The safety of grain workers nationwide, including in Colorado, is typically in the hands of their employers. This is a dangerous industry, and in many cases, company owners fail to inform workers of the life-threatening risks faced every day, and the safety precautions that should be taken. A grain facility in a neighboring state was recently cited for multiple serious and willful safety violations after an investigation into a tragic incident in May. A worker died two days after he was injured at work.
An incident report indicated that the 52-year-old maintenance worker had to enter the confined, enclosed space of a grain bin to clear the sides of crusted corn. A mass of collapsing corn engulfed him in moments. Rescue workers reportedly managed to save the worker, and he was taken to a hospital. Two days after the incident, he succumbed to his injuries.
The Occupational Safety and Health Administration launched an investigation to determine the company’s compliance with safety regulations. The findings of the investigators led to its inclusion in the agency’s Severe Violator Enforcement Program. OSHA says such disregard of employee safety is unacceptable as the weight of grain and corn makes it almost impossible for victims to rescue themselves.
Colorado workers at grain facilities or other dangerous workplaces may find comfort knowing that the workers’ compensation insurance system will allow them to pursue financial relief if they are injured at work. Similarly, the surviving family members of the worker who lost his life in this type of incident may file death benefits claims through the insurance program. Compensation typically includes coverage of the costs of a funeral and burial, along with a financial package to cover lost income.

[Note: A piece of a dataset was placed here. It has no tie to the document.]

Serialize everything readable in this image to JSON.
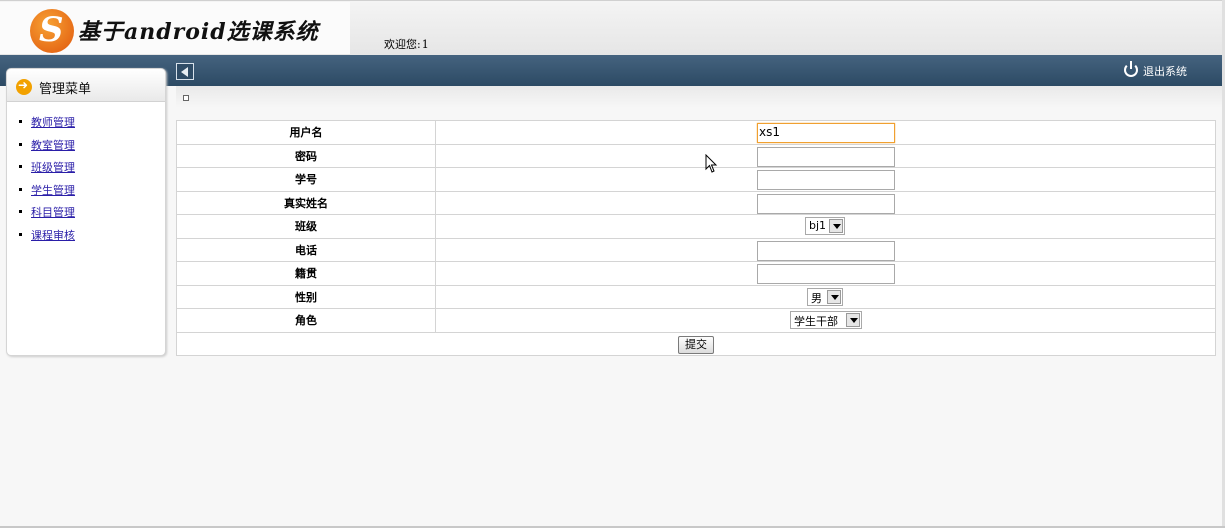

Source: world-grain.com, “OSHA cites Prinz Grain & Feed for safety violations“, Eric Schroeder, Nov. 11, 2016